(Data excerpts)

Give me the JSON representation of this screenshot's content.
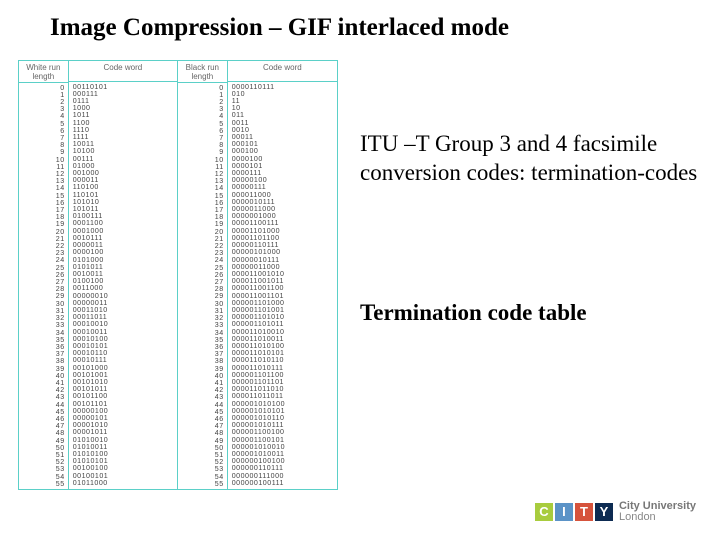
{
  "title": "Image Compression – GIF interlaced mode",
  "headers": {
    "white_run": "White\nrun\nlength",
    "white_code": "Code\nword",
    "black_run": "Black\nrun\nlength",
    "black_code": "Code\nword"
  },
  "table": {
    "runs": "0\n1\n2\n3\n4\n5\n6\n7\n8\n9\n10\n11\n12\n13\n14\n15\n16\n17\n18\n19\n20\n21\n22\n23\n24\n25\n26\n27\n28\n29\n30\n31\n32\n33\n34\n35\n36\n37\n38\n39\n40\n41\n42\n43\n44\n45\n46\n47\n48\n49\n50\n51\n52\n53\n54\n55",
    "white": "00110101\n000111\n0111\n1000\n1011\n1100\n1110\n1111\n10011\n10100\n00111\n01000\n001000\n000011\n110100\n110101\n101010\n101011\n0100111\n0001100\n0001000\n0010111\n0000011\n0000100\n0101000\n0101011\n0010011\n0100100\n0011000\n00000010\n00000011\n00011010\n00011011\n00010010\n00010011\n00010100\n00010101\n00010110\n00010111\n00101000\n00101001\n00101010\n00101011\n00101100\n00101101\n00000100\n00000101\n00001010\n00001011\n01010010\n01010011\n01010100\n01010101\n00100100\n00100101\n01011000",
    "black": "0000110111\n010\n11\n10\n011\n0011\n0010\n00011\n000101\n000100\n0000100\n0000101\n0000111\n00000100\n00000111\n000011000\n0000010111\n0000011000\n0000001000\n00001100111\n00001101000\n00001101100\n00000110111\n00000101000\n00000010111\n00000011000\n000011001010\n000011001011\n000011001100\n000011001101\n000001101000\n000001101001\n000001101010\n000001101011\n000011010010\n000011010011\n000011010100\n000011010101\n000011010110\n000011010111\n000001101100\n000001101101\n000011011010\n000011011011\n000001010100\n000001010101\n000001010110\n000001010111\n000001100100\n000001100101\n000001010010\n000001010011\n000000100100\n000000110111\n000000111000\n000000100111"
  },
  "para1": "ITU –T Group 3 and 4 facsimile conversion codes: termination-codes",
  "para2": "Termination code table",
  "logo": {
    "c": "C",
    "i": "I",
    "t": "T",
    "y": "Y",
    "line1": "City University",
    "line2": "London"
  }
}
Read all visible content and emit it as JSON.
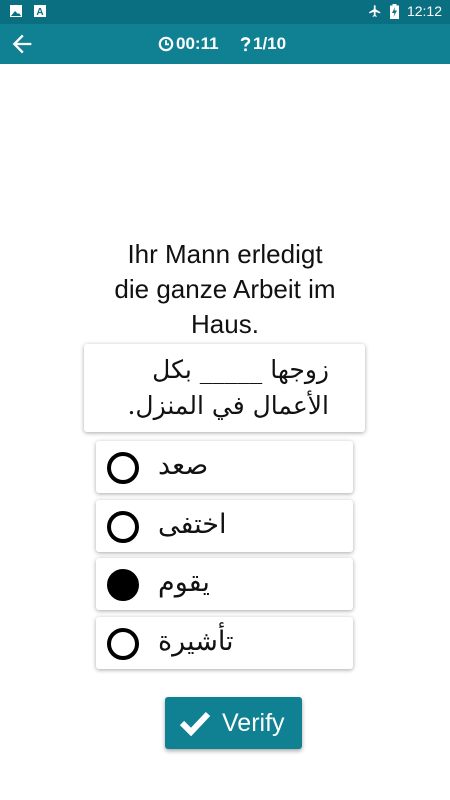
{
  "status_bar": {
    "time": "12:12",
    "icons": [
      "image-icon",
      "a-icon",
      "airplane-icon",
      "battery-charging-icon"
    ]
  },
  "app_bar": {
    "back_icon": "arrow-back-icon",
    "timer_icon": "clock-icon",
    "timer": "00:11",
    "counter_icon": "question-mark-icon",
    "counter": "1/10"
  },
  "question": {
    "lines": [
      "Ihr Mann erledigt",
      "die ganze Arbeit im",
      "Haus."
    ]
  },
  "prompt": {
    "line1": "زوجها _____ بكل",
    "line2": "الأعمال في المنزل."
  },
  "options": [
    {
      "label": "صعد",
      "selected": false
    },
    {
      "label": "اختفى",
      "selected": false
    },
    {
      "label": "يقوم",
      "selected": true
    },
    {
      "label": "تأشيرة",
      "selected": false
    }
  ],
  "verify": {
    "label": "Verify",
    "icon": "checkmark-icon"
  },
  "colors": {
    "status_bar": "#0a6f80",
    "app_bar": "#0f8193",
    "accent": "#0f8193"
  }
}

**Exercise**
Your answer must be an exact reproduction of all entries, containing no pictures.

**Task result**
Give me the JSON representation of this screenshot's content.
{
  "title": "Image Compression – GIF interlaced mode",
  "headers": {
    "white_run": "White\nrun\nlength",
    "white_code": "Code\nword",
    "black_run": "Black\nrun\nlength",
    "black_code": "Code\nword"
  },
  "table": {
    "runs": "0\n1\n2\n3\n4\n5\n6\n7\n8\n9\n10\n11\n12\n13\n14\n15\n16\n17\n18\n19\n20\n21\n22\n23\n24\n25\n26\n27\n28\n29\n30\n31\n32\n33\n34\n35\n36\n37\n38\n39\n40\n41\n42\n43\n44\n45\n46\n47\n48\n49\n50\n51\n52\n53\n54\n55",
    "white": "00110101\n000111\n0111\n1000\n1011\n1100\n1110\n1111\n10011\n10100\n00111\n01000\n001000\n000011\n110100\n110101\n101010\n101011\n0100111\n0001100\n0001000\n0010111\n0000011\n0000100\n0101000\n0101011\n0010011\n0100100\n0011000\n00000010\n00000011\n00011010\n00011011\n00010010\n00010011\n00010100\n00010101\n00010110\n00010111\n00101000\n00101001\n00101010\n00101011\n00101100\n00101101\n00000100\n00000101\n00001010\n00001011\n01010010\n01010011\n01010100\n01010101\n00100100\n00100101\n01011000",
    "black": "0000110111\n010\n11\n10\n011\n0011\n0010\n00011\n000101\n000100\n0000100\n0000101\n0000111\n00000100\n00000111\n000011000\n0000010111\n0000011000\n0000001000\n00001100111\n00001101000\n00001101100\n00000110111\n00000101000\n00000010111\n00000011000\n000011001010\n000011001011\n000011001100\n000011001101\n000001101000\n000001101001\n000001101010\n000001101011\n000011010010\n000011010011\n000011010100\n000011010101\n000011010110\n000011010111\n000001101100\n000001101101\n000011011010\n000011011011\n000001010100\n000001010101\n000001010110\n000001010111\n000001100100\n000001100101\n000001010010\n000001010011\n000000100100\n000000110111\n000000111000\n000000100111"
  },
  "para1": "ITU –T Group 3 and 4 facsimile conversion codes: termination-codes",
  "para2": "Termination code table",
  "logo": {
    "c": "C",
    "i": "I",
    "t": "T",
    "y": "Y",
    "line1": "City University",
    "line2": "London"
  }
}
Read all visible content and emit it as JSON.
{
  "status_bar": {
    "time": "12:12",
    "icons": [
      "image-icon",
      "a-icon",
      "airplane-icon",
      "battery-charging-icon"
    ]
  },
  "app_bar": {
    "back_icon": "arrow-back-icon",
    "timer_icon": "clock-icon",
    "timer": "00:11",
    "counter_icon": "question-mark-icon",
    "counter": "1/10"
  },
  "question": {
    "lines": [
      "Ihr Mann erledigt",
      "die ganze Arbeit im",
      "Haus."
    ]
  },
  "prompt": {
    "line1": "زوجها _____ بكل",
    "line2": "الأعمال في المنزل."
  },
  "options": [
    {
      "label": "صعد",
      "selected": false
    },
    {
      "label": "اختفى",
      "selected": false
    },
    {
      "label": "يقوم",
      "selected": true
    },
    {
      "label": "تأشيرة",
      "selected": false
    }
  ],
  "verify": {
    "label": "Verify",
    "icon": "checkmark-icon"
  },
  "colors": {
    "status_bar": "#0a6f80",
    "app_bar": "#0f8193",
    "accent": "#0f8193"
  }
}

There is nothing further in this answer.